What the task requires - Report how many lines in the following entries contain "this". Nothing else should be given.
START Material provided
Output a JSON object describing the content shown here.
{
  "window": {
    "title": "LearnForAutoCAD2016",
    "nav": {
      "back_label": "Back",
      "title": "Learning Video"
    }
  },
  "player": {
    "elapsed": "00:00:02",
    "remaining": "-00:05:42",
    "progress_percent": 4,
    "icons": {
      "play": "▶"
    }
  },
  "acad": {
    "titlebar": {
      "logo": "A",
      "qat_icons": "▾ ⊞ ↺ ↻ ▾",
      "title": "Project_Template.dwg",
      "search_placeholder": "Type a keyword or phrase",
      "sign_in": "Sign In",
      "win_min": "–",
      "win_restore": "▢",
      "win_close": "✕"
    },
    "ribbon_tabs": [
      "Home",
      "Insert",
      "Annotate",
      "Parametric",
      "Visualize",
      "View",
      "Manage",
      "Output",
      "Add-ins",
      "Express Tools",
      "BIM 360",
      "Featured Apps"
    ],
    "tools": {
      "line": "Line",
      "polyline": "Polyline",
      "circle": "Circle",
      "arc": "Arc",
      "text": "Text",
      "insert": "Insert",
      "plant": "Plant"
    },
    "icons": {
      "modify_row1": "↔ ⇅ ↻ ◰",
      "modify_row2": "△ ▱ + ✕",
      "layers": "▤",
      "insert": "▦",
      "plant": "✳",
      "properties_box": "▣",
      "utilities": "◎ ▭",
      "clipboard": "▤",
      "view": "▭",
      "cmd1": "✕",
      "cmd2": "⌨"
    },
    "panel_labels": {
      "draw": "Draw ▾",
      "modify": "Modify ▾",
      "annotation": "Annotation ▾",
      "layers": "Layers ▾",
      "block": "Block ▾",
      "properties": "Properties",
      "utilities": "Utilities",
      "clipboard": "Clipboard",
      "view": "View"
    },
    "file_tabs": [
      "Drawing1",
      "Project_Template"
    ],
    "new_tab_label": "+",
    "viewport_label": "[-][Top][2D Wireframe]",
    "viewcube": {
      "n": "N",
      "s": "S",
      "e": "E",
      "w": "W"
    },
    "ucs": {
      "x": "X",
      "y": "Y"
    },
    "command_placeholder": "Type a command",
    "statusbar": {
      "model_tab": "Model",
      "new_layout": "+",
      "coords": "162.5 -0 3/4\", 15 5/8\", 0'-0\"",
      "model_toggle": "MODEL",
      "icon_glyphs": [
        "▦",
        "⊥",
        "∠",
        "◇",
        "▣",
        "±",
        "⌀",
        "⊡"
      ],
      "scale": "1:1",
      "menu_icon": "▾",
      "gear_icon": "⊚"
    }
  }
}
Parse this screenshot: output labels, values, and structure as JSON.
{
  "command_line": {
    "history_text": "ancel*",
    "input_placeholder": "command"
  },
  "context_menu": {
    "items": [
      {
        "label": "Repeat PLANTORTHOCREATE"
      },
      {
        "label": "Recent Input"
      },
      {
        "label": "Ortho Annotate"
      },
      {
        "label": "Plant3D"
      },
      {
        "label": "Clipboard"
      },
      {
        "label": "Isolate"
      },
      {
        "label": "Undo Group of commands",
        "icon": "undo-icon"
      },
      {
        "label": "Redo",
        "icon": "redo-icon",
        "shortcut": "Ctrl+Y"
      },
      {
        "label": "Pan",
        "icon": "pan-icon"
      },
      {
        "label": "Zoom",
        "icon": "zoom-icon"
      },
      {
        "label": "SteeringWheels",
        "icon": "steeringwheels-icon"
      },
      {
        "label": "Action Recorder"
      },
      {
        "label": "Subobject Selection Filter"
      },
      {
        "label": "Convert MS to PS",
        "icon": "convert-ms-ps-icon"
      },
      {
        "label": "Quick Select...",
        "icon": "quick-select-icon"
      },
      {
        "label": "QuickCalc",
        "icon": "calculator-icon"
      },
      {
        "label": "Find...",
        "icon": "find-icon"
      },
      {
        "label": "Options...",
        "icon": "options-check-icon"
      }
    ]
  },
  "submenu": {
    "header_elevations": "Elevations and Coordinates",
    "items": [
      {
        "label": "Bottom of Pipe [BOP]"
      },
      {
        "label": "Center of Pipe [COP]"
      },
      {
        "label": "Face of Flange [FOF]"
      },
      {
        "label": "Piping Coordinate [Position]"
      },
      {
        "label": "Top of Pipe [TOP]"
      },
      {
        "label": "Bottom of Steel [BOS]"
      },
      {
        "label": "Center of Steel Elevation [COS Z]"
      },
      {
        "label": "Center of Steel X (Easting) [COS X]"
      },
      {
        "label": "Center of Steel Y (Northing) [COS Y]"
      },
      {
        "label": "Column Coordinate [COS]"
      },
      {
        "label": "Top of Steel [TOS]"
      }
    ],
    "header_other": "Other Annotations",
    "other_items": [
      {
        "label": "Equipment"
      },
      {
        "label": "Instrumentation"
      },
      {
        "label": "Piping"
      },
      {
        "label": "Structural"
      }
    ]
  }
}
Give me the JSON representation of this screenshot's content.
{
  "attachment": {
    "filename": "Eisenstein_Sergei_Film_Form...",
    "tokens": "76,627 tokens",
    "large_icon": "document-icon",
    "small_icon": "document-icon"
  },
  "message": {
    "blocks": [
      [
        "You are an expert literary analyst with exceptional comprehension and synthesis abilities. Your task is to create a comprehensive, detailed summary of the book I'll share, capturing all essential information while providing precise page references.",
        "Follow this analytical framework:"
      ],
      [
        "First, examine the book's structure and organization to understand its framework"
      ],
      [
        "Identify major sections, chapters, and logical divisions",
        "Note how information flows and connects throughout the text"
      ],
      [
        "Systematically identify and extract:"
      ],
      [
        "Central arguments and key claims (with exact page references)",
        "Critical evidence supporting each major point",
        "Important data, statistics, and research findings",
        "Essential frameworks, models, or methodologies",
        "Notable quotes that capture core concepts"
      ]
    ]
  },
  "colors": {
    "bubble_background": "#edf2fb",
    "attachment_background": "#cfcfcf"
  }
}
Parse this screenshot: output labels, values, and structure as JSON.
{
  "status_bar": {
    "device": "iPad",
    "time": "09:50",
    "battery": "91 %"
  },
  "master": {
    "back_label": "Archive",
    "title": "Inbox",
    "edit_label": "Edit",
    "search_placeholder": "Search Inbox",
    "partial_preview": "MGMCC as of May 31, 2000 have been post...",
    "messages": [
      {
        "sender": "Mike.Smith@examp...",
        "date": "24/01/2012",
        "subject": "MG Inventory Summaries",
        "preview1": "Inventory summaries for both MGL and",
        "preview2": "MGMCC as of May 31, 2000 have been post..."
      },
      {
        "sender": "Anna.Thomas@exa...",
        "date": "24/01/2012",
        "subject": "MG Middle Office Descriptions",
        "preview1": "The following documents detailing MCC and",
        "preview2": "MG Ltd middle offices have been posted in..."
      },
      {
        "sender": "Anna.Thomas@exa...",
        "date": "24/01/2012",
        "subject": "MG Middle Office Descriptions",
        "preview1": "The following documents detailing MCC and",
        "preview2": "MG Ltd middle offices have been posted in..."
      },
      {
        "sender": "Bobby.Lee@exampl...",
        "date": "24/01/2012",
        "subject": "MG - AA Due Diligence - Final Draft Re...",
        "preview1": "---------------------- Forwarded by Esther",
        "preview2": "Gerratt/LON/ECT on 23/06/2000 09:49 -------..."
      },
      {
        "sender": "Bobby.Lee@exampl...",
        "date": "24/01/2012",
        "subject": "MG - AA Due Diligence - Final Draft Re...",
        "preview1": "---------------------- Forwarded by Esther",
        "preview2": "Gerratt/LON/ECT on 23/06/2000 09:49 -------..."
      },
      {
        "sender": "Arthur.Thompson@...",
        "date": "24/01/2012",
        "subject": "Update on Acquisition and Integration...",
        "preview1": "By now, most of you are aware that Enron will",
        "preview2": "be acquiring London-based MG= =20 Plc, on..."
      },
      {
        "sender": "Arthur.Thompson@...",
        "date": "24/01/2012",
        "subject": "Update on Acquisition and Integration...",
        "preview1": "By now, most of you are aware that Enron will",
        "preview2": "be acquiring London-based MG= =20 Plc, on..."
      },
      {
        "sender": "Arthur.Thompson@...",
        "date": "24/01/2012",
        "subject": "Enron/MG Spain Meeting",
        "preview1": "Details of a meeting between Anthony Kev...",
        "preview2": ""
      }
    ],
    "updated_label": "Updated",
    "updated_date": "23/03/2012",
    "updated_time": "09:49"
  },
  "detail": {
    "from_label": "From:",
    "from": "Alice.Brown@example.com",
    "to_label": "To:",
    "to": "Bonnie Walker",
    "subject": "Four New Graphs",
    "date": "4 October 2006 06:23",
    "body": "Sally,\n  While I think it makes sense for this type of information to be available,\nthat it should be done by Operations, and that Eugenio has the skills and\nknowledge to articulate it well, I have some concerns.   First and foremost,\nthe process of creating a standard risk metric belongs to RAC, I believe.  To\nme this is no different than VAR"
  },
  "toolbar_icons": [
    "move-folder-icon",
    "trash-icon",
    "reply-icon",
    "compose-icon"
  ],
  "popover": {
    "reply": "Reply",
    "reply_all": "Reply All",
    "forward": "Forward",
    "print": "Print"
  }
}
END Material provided
Response - 5